Twelve people linked to the Head Hunters and Mongrel Mob have been arrested as more than $8 million worth of drugs and 17kg of "P" were seized in a large-scale bust in Northland.
Operation Freya - a joint operation between police and Customs - saw 11 search warrants executed on Friday across Morningside, Rāwhiti, Ruakākā, Whananaki, and Rotorua.
More than 20 police cars - including Armed Offenders Squad (AOS) vehicles - caught the attention of the public as they rushed towards Bream Bay shortly before 10am.
A large contingent of officers was seen at an industrial address on Kepa Rd in Ruakākā and an address on Takahiwai Rd in One Tree Point.
In Whangārei, Morningside Rd was blocked by police near The Korna Store dairy while AOS officers escorted a shirtless man in handcuffs from the scene.
Overall, 17kg of methamphetamine was seized, as well as 5.44kg of MDMA and pseudoephedrine - all with a combined street value of $8m.
Assets worth around $240,000 that included a motorbike, boat and vehicles were confiscated by police under the Criminal Proceeds (Recovery) Act.
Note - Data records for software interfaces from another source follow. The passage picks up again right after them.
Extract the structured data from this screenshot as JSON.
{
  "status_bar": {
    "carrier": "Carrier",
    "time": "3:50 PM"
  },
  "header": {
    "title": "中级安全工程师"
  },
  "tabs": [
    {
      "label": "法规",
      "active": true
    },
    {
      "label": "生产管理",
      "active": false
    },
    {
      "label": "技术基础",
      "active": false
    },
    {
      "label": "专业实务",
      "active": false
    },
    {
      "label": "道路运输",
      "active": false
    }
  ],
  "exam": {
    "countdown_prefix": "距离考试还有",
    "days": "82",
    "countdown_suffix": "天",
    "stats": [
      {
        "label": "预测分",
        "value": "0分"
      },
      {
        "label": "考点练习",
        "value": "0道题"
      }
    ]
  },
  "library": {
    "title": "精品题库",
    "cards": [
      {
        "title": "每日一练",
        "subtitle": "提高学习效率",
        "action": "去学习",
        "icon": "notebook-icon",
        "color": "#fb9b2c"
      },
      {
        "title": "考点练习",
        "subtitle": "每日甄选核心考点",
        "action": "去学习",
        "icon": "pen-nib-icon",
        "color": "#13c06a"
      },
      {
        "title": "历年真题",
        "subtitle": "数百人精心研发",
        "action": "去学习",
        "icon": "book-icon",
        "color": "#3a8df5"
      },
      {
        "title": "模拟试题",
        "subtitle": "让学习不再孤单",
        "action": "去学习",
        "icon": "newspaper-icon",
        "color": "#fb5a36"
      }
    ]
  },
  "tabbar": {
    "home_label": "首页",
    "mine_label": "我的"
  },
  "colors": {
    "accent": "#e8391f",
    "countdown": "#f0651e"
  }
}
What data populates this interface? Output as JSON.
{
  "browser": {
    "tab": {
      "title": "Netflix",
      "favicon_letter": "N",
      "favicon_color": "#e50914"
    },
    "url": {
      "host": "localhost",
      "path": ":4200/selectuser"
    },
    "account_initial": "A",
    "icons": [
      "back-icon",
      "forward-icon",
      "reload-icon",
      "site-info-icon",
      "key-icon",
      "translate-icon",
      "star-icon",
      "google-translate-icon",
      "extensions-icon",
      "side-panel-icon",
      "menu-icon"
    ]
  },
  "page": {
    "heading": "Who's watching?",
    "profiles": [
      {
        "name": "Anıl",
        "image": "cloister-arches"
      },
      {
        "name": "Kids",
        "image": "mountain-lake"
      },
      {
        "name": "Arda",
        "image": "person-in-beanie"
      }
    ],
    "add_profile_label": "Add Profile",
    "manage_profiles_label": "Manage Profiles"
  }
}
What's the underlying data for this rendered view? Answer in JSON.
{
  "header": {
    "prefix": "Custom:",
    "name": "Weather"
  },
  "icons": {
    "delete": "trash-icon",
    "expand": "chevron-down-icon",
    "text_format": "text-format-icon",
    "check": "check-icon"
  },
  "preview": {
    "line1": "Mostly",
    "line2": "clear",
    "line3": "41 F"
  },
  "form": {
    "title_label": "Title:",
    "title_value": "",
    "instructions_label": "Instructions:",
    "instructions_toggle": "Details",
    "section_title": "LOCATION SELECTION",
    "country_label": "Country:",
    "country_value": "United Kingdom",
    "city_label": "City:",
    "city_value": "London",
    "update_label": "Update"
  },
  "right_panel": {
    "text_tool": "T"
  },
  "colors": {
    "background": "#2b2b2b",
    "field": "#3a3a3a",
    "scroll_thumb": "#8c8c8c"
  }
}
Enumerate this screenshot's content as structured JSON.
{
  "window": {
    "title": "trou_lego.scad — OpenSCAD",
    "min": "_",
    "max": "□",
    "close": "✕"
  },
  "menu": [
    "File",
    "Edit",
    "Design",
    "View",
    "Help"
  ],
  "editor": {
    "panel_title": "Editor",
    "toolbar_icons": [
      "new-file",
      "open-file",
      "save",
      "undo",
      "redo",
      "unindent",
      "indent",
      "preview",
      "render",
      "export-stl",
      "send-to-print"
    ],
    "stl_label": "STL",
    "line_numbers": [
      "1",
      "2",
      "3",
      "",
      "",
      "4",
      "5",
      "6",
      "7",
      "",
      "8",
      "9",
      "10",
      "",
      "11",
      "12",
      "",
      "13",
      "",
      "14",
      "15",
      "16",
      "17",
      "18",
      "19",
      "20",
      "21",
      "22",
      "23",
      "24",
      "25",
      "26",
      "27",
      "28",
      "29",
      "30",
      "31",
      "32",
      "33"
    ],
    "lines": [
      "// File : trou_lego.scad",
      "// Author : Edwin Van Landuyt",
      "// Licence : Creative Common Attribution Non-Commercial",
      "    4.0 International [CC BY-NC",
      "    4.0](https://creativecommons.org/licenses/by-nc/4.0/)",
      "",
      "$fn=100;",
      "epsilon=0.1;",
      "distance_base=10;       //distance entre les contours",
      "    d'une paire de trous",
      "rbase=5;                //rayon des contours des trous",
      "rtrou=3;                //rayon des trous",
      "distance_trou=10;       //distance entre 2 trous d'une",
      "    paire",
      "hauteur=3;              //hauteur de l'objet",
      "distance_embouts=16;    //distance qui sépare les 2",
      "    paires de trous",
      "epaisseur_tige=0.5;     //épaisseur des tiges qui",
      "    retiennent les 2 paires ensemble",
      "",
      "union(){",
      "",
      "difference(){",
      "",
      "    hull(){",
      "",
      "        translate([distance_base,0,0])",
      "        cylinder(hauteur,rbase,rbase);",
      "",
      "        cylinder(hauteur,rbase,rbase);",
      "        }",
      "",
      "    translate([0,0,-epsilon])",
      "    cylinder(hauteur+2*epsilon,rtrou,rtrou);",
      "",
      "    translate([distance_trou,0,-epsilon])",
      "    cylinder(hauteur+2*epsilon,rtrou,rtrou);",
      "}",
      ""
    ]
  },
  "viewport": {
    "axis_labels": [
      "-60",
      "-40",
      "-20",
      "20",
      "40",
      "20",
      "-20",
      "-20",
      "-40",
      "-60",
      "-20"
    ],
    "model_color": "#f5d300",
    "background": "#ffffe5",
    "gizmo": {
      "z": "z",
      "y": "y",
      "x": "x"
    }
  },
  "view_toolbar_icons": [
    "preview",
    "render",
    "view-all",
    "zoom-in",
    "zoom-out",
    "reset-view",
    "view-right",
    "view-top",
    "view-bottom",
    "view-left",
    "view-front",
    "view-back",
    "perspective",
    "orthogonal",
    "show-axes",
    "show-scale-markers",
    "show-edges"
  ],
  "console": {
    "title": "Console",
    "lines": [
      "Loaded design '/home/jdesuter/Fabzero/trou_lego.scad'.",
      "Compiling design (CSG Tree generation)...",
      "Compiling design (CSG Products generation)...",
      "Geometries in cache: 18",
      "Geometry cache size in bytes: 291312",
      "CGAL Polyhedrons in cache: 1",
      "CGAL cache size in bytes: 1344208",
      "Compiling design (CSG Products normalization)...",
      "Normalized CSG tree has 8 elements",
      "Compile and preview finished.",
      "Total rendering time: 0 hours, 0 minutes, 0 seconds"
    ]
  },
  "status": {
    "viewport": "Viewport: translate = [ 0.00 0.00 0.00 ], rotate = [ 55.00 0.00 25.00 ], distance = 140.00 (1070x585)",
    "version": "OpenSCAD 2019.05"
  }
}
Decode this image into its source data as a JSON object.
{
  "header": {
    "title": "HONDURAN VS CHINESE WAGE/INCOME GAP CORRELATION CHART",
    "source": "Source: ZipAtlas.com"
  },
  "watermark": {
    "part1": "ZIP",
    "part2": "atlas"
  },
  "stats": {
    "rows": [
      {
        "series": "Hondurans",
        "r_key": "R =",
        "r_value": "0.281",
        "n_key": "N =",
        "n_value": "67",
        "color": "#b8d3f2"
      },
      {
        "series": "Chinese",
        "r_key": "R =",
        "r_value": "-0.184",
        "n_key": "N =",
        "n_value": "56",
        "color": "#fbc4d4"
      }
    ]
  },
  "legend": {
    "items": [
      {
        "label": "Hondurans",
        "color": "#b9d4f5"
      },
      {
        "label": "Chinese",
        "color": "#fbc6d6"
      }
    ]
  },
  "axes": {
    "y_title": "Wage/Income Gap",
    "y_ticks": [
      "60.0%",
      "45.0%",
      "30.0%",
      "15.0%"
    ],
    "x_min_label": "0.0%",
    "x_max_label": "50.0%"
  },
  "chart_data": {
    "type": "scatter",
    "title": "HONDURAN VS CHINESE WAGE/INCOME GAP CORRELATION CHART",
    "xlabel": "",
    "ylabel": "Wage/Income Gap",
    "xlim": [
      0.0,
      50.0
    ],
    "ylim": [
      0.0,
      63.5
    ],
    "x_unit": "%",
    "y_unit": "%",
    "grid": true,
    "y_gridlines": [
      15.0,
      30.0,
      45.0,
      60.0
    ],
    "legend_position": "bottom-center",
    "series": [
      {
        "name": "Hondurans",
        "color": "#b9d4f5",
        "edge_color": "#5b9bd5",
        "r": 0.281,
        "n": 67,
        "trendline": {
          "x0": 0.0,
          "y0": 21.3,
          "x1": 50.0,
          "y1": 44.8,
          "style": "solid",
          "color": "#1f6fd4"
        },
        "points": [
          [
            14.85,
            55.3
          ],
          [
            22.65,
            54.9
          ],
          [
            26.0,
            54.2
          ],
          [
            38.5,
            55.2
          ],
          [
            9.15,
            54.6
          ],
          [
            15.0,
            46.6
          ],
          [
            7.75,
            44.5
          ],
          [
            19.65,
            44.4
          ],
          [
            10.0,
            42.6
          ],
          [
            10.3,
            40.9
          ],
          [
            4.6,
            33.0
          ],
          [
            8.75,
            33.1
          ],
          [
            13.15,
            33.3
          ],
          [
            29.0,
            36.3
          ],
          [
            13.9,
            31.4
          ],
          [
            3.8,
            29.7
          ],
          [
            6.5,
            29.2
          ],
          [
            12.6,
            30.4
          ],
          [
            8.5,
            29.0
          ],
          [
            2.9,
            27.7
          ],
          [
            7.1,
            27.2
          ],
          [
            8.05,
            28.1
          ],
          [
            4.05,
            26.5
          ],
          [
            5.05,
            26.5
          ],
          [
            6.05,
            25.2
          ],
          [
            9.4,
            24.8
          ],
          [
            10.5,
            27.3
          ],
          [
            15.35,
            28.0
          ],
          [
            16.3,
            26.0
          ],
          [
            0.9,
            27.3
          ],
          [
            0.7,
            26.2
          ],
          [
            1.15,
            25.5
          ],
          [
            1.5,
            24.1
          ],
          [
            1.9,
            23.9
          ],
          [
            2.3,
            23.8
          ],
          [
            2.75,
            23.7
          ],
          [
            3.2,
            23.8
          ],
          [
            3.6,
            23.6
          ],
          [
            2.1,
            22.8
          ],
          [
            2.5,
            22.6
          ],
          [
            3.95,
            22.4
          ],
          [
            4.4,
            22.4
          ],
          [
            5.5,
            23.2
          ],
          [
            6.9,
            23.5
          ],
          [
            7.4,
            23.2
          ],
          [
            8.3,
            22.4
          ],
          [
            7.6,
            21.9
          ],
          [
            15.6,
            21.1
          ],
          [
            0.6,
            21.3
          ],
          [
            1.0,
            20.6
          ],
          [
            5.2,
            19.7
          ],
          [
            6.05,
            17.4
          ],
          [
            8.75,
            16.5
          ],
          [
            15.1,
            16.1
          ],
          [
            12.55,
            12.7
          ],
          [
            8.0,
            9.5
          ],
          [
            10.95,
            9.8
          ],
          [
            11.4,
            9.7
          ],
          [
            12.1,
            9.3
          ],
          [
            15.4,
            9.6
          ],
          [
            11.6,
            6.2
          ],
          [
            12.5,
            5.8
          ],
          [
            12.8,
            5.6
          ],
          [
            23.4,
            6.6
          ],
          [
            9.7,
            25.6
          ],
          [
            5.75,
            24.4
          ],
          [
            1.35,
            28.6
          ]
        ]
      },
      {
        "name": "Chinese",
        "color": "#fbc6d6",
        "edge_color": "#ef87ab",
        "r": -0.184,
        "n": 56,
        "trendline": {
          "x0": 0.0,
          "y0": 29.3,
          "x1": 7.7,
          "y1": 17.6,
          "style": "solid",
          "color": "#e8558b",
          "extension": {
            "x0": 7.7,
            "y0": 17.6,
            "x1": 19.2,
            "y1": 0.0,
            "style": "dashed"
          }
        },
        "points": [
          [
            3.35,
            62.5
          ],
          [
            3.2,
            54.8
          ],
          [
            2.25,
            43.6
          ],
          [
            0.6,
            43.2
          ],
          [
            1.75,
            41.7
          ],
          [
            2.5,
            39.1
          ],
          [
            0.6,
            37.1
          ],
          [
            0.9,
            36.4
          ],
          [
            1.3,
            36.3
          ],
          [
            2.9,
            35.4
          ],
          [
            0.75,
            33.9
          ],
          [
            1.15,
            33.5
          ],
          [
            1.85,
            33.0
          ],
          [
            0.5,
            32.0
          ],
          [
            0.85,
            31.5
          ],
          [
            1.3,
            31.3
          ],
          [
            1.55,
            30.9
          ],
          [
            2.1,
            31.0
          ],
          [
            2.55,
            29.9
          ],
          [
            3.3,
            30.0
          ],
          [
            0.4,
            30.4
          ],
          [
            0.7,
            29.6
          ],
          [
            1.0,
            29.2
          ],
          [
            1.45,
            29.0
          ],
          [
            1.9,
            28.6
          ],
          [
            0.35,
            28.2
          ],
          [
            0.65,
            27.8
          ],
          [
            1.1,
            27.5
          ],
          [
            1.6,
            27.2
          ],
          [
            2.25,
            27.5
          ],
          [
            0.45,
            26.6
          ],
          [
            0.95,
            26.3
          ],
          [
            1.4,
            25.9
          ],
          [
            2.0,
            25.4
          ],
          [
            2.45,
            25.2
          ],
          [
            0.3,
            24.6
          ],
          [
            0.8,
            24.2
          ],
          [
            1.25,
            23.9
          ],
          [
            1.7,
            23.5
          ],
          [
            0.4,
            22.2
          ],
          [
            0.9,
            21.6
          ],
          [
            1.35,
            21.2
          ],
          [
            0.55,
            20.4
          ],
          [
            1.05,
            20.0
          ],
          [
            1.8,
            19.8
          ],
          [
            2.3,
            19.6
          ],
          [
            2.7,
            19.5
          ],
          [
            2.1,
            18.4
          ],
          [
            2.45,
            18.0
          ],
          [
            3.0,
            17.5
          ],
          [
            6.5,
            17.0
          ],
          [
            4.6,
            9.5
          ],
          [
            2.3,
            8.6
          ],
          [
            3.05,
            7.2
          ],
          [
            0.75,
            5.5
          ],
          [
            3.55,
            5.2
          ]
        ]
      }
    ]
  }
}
Around $70k in cash and a quantity of methamphetamine along with two firearms and ammunition were also seized.
Detective Inspector Bridget Doell said the bust had prevented around $25m worth of social harm across Northland.
"Methamphetamine use is unfortunately a major driver of crime across the Northland district."
Eleven men, aged between 27 and 56, and a 25-year-old woman were arrested, with further apprehensions a possibility.
They are due to appear in the Whangārei District Court on November 13 to face a raft of charges linked to the importation, manufacturing, and supply of methamphetamine.
Other charges include conspiring to import methamphetamine, MDMA and pseudoephedrine as well as participating in an organised crime group.
The joint investigation had led authorities to Ruakāka where they identified an alleged criminal syndicate with key leaders in the Headhunters Motorcycle Gang and Mongrel Mob
Doell said their offending was spread across the country.
"Ultimately, they have allegedly tried to import, manufacture or on-sell drugs into the Northland market, which currently has some of the highest drug use per capita wastewater readings in New Zealand."
For the past six months, the Northland District Police Organised Crime Unit led Operation Freya to investigate the smuggling of drugs from international destinations - including Africa - and the subsequent sale and supply in New Zealand.
It stemmed from seizure information Customs shared with police that showed several drug packages were destined for Northland.
Between March 2020 and June this year, Customs intercepted 15 separate air cargo or mail consignments with concealed drugs hidden in the likes of books, clothing and framed art.
The huge blow to the "sophisticated drug dealing and smuggling operation" would have a positive knock-on effect on crime in Northland.
"Drug users are known to commit high volume crimes - such as car thefts, burglaries, and fraud – in a bid to fund their drug habits," Doell said.
"Criminal groups hurt communities by exploiting people's drug addictions – profiting as they did so. They have little regard for the devastation or harm caused to vulnerable people in our community who are addicted to drugs."
Doell said police will continue to target people illegally profiting from the sale of illicit drugs.
The drug dealers would continue to prosper while communities suffered unless those communities made the positive choice of coming forward and seeking help for family members and loved ones involved in drug use and criminal activities.
Customs Group Manager Intelligence, Investigations & Enforcement, Dana McDonald, said they worked closely with global law enforcement partners to disrupt the transnational movement and supply of controlled drugs and the harm it causes.
"Organised criminal groups may think that law enforcement doesn't care about small drug packages – but it all adds up, and it's only a matter of time before they are held to account.
"Customs actively targets all risk shipments – via sea, air or mail – and is determined to work with our partners, both here and offshore, to make maximum impact in dismantling the organised criminal groups that are involved," McDonald said.
"We want to help build resilient communities that thrive in the absence of illicit drugs and drug-related offending."
Police encourage anyone with information about suspected drug dealing in their community to contact 105, or Crime Stoppers anonymously via 0800 555 111.